━━ Records for the exercise ━━
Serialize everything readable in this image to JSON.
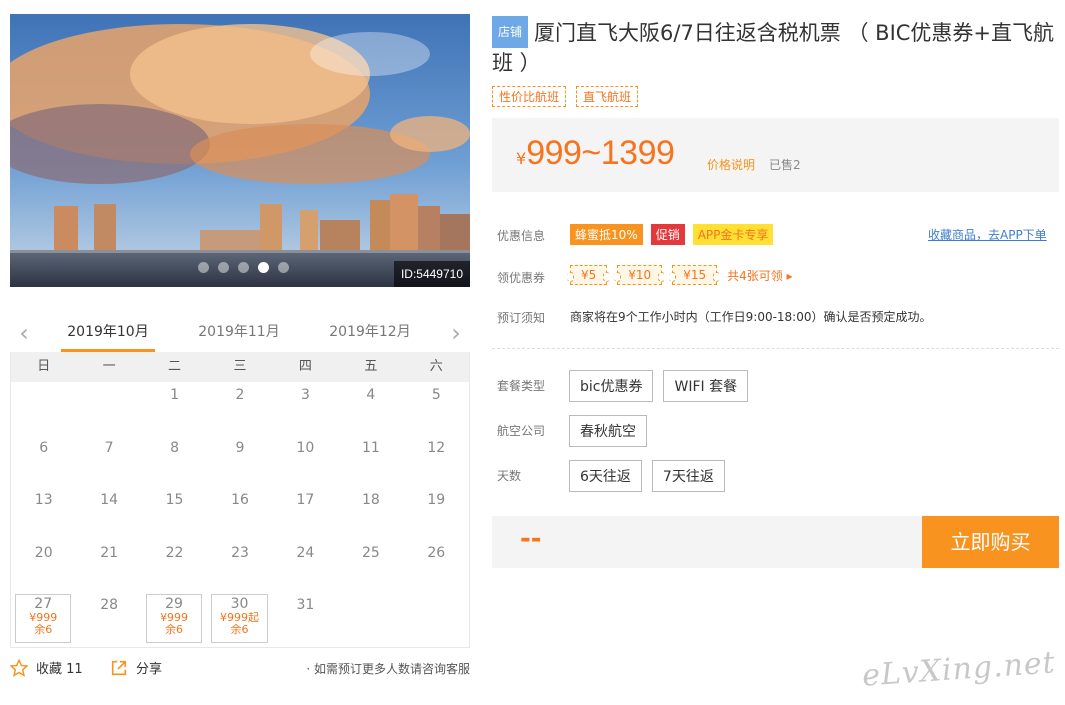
{
  "gallery": {
    "image_id": "ID:5449710",
    "slide_count": 5,
    "active_slide": 4
  },
  "calendar": {
    "months": [
      "2019年10月",
      "2019年11月",
      "2019年12月"
    ],
    "active_month": "2019年10月",
    "weekdays": [
      "日",
      "一",
      "二",
      "三",
      "四",
      "五",
      "六"
    ],
    "days": [
      {
        "d": ""
      },
      {
        "d": ""
      },
      {
        "d": "1"
      },
      {
        "d": "2"
      },
      {
        "d": "3"
      },
      {
        "d": "4"
      },
      {
        "d": "5"
      },
      {
        "d": "6"
      },
      {
        "d": "7"
      },
      {
        "d": "8"
      },
      {
        "d": "9"
      },
      {
        "d": "10"
      },
      {
        "d": "11"
      },
      {
        "d": "12"
      },
      {
        "d": "13"
      },
      {
        "d": "14"
      },
      {
        "d": "15"
      },
      {
        "d": "16"
      },
      {
        "d": "17"
      },
      {
        "d": "18"
      },
      {
        "d": "19"
      },
      {
        "d": "20"
      },
      {
        "d": "21"
      },
      {
        "d": "22"
      },
      {
        "d": "23"
      },
      {
        "d": "24"
      },
      {
        "d": "25"
      },
      {
        "d": "26"
      },
      {
        "d": "27",
        "price": "¥999",
        "left": "余6"
      },
      {
        "d": "28"
      },
      {
        "d": "29",
        "price": "¥999",
        "left": "余6"
      },
      {
        "d": "30",
        "price": "¥999起",
        "left": "余6"
      },
      {
        "d": "31"
      }
    ]
  },
  "footer_left": {
    "favorite": "收藏 11",
    "share": "分享",
    "consult": "· 如需预订更多人数请咨询客服"
  },
  "product": {
    "shop_tag": "店铺",
    "title": "厦门直飞大阪6/7日往返含税机票 （ BIC优惠券+直飞航班 ）",
    "tags": [
      "性价比航班",
      "直飞航班"
    ],
    "price_symbol": "¥",
    "price_range": "999~1399",
    "price_note": "价格说明",
    "sold": "已售2"
  },
  "info": {
    "promo_label": "优惠信息",
    "promo_chips": [
      "蜂蜜抵10%",
      "促销",
      "APP金卡专享"
    ],
    "app_link": "收藏商品，去APP下单",
    "coupon_label": "领优惠券",
    "coupons": [
      "¥5",
      "¥10",
      "¥15"
    ],
    "coupon_more": "共4张可领 ▸",
    "notice_label": "预订须知",
    "notice_text": "商家将在9个工作小时内（工作日9:00-18:00）确认是否预定成功。"
  },
  "options": {
    "package_label": "套餐类型",
    "packages": [
      "bic优惠券",
      "WIFI 套餐"
    ],
    "airline_label": "航空公司",
    "airlines": [
      "春秋航空"
    ],
    "days_label": "天数",
    "days": [
      "6天往返",
      "7天往返"
    ]
  },
  "purchase": {
    "total": "--",
    "buy_label": "立即购买"
  },
  "watermark": "eLvXing.net",
  "colors": {
    "accent": "#f7931e",
    "price": "#f7731e",
    "red": "#e4393c",
    "link": "#3d7ecb",
    "shop_tag": "#6fa8e6"
  }
}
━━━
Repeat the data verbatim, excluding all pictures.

Serialize everything readable in this image to JSON.
{
  "gallery": {
    "image_id": "ID:5449710",
    "slide_count": 5,
    "active_slide": 4
  },
  "calendar": {
    "months": [
      "2019年10月",
      "2019年11月",
      "2019年12月"
    ],
    "active_month": "2019年10月",
    "weekdays": [
      "日",
      "一",
      "二",
      "三",
      "四",
      "五",
      "六"
    ],
    "days": [
      {
        "d": ""
      },
      {
        "d": ""
      },
      {
        "d": "1"
      },
      {
        "d": "2"
      },
      {
        "d": "3"
      },
      {
        "d": "4"
      },
      {
        "d": "5"
      },
      {
        "d": "6"
      },
      {
        "d": "7"
      },
      {
        "d": "8"
      },
      {
        "d": "9"
      },
      {
        "d": "10"
      },
      {
        "d": "11"
      },
      {
        "d": "12"
      },
      {
        "d": "13"
      },
      {
        "d": "14"
      },
      {
        "d": "15"
      },
      {
        "d": "16"
      },
      {
        "d": "17"
      },
      {
        "d": "18"
      },
      {
        "d": "19"
      },
      {
        "d": "20"
      },
      {
        "d": "21"
      },
      {
        "d": "22"
      },
      {
        "d": "23"
      },
      {
        "d": "24"
      },
      {
        "d": "25"
      },
      {
        "d": "26"
      },
      {
        "d": "27",
        "price": "¥999",
        "left": "余6"
      },
      {
        "d": "28"
      },
      {
        "d": "29",
        "price": "¥999",
        "left": "余6"
      },
      {
        "d": "30",
        "price": "¥999起",
        "left": "余6"
      },
      {
        "d": "31"
      }
    ]
  },
  "footer_left": {
    "favorite": "收藏 11",
    "share": "分享",
    "consult": "· 如需预订更多人数请咨询客服"
  },
  "product": {
    "shop_tag": "店铺",
    "title": "厦门直飞大阪6/7日往返含税机票 （ BIC优惠券+直飞航班 ）",
    "tags": [
      "性价比航班",
      "直飞航班"
    ],
    "price_symbol": "¥",
    "price_range": "999~1399",
    "price_note": "价格说明",
    "sold": "已售2"
  },
  "info": {
    "promo_label": "优惠信息",
    "promo_chips": [
      "蜂蜜抵10%",
      "促销",
      "APP金卡专享"
    ],
    "app_link": "收藏商品，去APP下单",
    "coupon_label": "领优惠券",
    "coupons": [
      "¥5",
      "¥10",
      "¥15"
    ],
    "coupon_more": "共4张可领 ▸",
    "notice_label": "预订须知",
    "notice_text": "商家将在9个工作小时内（工作日9:00-18:00）确认是否预定成功。"
  },
  "options": {
    "package_label": "套餐类型",
    "packages": [
      "bic优惠券",
      "WIFI 套餐"
    ],
    "airline_label": "航空公司",
    "airlines": [
      "春秋航空"
    ],
    "days_label": "天数",
    "days": [
      "6天往返",
      "7天往返"
    ]
  },
  "purchase": {
    "total": "--",
    "buy_label": "立即购买"
  },
  "watermark": "eLvXing.net",
  "colors": {
    "accent": "#f7931e",
    "price": "#f7731e",
    "red": "#e4393c",
    "link": "#3d7ecb",
    "shop_tag": "#6fa8e6"
  }
}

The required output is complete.